• **Exercise requirements**: Lines that contain the string "role" are the ones to list; copy all of them from the records.

Items from an interface collection
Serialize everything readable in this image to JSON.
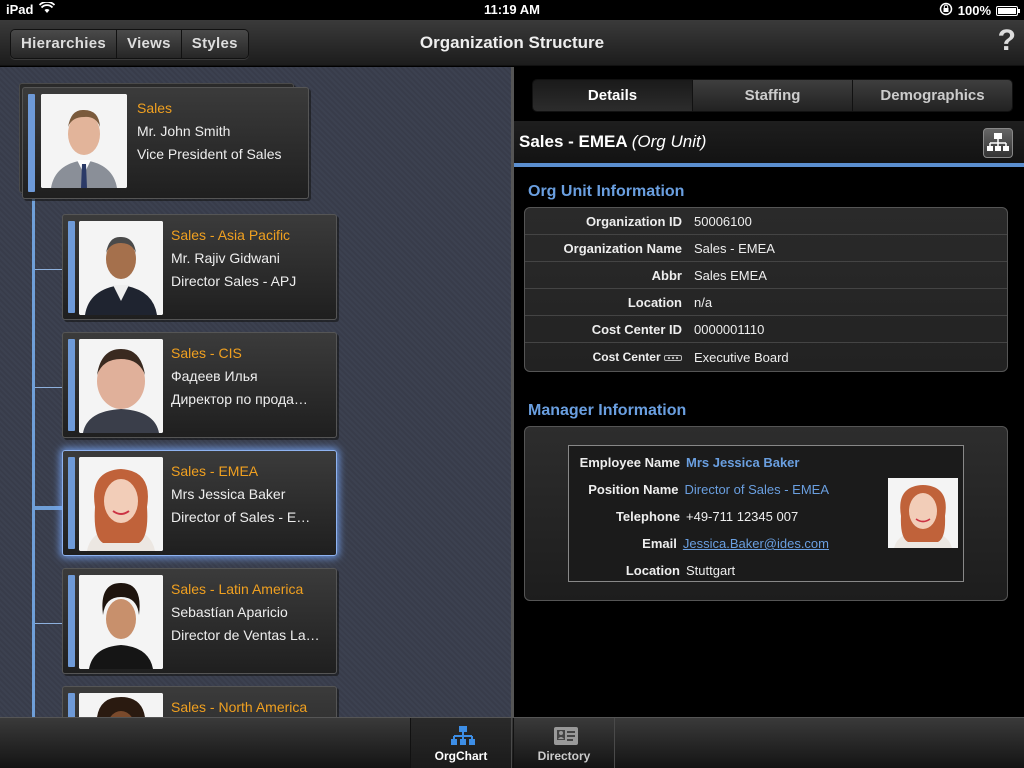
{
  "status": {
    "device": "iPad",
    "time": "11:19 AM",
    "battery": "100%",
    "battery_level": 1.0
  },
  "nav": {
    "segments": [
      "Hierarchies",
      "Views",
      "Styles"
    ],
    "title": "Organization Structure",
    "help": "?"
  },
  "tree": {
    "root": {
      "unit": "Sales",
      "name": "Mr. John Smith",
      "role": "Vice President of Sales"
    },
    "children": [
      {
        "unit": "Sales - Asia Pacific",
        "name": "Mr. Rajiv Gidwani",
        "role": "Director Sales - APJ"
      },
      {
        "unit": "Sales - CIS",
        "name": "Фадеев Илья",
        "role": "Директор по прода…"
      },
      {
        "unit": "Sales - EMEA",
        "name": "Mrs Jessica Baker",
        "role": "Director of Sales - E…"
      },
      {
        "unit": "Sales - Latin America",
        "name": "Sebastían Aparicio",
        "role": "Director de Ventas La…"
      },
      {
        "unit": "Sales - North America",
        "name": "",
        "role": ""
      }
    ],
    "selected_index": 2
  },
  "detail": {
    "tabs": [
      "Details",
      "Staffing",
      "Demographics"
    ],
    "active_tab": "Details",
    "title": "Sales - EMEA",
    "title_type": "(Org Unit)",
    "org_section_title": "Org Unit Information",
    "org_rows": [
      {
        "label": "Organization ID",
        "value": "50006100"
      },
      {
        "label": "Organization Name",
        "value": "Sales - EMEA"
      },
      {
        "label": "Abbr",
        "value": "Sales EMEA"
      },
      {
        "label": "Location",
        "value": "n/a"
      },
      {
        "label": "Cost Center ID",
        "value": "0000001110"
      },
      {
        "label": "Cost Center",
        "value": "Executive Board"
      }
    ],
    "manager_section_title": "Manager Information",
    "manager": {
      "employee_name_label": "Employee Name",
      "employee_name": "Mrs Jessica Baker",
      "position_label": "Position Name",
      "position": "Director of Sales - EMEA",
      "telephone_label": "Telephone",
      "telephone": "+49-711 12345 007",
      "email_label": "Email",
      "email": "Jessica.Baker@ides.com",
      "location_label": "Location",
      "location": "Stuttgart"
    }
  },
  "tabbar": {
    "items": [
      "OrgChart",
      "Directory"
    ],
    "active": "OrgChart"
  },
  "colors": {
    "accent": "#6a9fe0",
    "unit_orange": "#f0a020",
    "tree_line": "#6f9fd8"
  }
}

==

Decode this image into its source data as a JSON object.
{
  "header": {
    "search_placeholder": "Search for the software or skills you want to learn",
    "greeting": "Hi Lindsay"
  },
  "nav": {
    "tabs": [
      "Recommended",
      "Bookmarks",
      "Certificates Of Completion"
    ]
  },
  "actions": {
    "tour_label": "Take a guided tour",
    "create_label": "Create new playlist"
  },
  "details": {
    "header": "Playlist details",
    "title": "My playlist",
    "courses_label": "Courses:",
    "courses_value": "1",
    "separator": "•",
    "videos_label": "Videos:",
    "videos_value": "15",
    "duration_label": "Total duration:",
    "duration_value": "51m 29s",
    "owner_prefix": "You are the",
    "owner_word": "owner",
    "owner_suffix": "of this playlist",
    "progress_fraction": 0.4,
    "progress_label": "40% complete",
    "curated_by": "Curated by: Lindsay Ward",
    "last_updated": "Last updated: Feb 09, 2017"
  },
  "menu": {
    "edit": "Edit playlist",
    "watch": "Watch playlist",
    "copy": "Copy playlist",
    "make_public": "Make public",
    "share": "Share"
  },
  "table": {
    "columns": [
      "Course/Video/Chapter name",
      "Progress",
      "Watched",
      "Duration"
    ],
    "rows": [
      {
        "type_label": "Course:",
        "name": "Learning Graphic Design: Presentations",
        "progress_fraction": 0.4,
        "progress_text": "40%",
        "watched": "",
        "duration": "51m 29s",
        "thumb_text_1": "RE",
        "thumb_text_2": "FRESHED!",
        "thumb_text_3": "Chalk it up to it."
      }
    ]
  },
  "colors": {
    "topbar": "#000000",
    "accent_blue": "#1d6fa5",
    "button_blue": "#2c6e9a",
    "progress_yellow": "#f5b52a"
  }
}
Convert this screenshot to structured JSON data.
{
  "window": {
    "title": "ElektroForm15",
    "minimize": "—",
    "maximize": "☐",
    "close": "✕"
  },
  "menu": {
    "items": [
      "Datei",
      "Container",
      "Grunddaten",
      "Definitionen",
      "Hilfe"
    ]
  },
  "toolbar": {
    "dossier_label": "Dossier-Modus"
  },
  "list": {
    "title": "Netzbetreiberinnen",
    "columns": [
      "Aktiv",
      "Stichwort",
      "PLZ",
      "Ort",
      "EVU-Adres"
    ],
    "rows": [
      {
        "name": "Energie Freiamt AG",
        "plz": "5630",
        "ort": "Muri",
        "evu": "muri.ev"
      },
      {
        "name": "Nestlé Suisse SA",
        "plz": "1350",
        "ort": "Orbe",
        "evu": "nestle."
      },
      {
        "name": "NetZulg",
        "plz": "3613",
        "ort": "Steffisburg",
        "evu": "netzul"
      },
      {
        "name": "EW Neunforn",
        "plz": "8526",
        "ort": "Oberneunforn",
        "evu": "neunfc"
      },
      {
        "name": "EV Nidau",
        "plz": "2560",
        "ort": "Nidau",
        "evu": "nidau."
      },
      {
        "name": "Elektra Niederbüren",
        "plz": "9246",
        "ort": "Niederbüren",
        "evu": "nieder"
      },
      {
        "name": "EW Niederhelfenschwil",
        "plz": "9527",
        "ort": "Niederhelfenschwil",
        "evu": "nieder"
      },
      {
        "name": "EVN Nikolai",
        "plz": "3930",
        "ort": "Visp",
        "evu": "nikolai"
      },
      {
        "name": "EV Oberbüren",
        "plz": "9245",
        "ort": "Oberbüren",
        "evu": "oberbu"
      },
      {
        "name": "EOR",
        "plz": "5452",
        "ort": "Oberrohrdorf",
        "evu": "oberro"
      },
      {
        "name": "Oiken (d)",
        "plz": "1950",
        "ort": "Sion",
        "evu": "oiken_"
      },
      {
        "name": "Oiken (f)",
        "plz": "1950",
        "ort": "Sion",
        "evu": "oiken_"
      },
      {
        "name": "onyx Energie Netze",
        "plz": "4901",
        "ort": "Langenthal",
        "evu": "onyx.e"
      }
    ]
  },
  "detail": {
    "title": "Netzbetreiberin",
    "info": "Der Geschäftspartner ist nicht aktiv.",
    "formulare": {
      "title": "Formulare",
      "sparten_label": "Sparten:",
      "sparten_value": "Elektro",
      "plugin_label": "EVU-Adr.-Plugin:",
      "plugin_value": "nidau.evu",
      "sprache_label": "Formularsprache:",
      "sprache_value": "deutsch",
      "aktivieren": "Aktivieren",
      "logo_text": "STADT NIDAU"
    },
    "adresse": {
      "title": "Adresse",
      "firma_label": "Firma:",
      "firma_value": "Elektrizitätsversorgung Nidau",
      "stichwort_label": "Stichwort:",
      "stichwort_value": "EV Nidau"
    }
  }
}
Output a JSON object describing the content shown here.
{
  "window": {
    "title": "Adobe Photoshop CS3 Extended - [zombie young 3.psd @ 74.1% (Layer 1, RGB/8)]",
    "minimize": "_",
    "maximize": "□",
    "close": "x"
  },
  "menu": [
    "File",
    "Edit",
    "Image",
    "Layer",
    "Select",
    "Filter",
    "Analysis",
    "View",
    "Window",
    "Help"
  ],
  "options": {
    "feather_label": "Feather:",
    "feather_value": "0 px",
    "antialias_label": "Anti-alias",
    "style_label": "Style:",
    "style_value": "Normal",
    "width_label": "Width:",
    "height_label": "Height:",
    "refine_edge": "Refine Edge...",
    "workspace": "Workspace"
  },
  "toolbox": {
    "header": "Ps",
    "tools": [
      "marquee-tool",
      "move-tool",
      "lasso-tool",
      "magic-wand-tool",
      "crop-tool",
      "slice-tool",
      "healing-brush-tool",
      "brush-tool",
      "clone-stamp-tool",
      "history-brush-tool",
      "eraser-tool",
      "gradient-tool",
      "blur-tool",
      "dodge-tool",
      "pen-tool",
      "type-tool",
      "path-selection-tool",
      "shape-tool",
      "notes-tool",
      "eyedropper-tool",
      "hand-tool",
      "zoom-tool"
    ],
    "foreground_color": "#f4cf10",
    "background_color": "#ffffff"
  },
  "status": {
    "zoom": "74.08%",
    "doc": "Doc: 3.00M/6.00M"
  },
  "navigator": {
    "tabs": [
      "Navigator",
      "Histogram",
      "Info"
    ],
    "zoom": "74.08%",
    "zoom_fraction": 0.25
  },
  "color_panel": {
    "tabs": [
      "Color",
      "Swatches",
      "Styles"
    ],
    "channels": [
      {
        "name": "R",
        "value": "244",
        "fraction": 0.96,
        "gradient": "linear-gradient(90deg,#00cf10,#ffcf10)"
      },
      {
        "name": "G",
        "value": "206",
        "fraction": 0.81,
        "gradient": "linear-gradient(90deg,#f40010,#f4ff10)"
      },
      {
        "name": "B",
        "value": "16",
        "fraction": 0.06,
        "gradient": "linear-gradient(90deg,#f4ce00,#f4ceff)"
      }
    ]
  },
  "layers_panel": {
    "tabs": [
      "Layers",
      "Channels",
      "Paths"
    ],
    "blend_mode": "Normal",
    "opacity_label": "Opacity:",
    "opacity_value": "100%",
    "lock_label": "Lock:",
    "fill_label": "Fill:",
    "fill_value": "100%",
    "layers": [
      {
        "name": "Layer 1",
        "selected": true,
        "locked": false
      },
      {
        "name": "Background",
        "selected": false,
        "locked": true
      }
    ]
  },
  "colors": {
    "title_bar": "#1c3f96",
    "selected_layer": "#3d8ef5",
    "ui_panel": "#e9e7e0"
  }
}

• **Worked solution**:
      "role": "Vice President of Sales"
        "role": "Director Sales - APJ"
        "role": "Директор по прода…"
        "role": "Director of Sales - E…"
        "role": "Director de Ventas La…"
        "role": ""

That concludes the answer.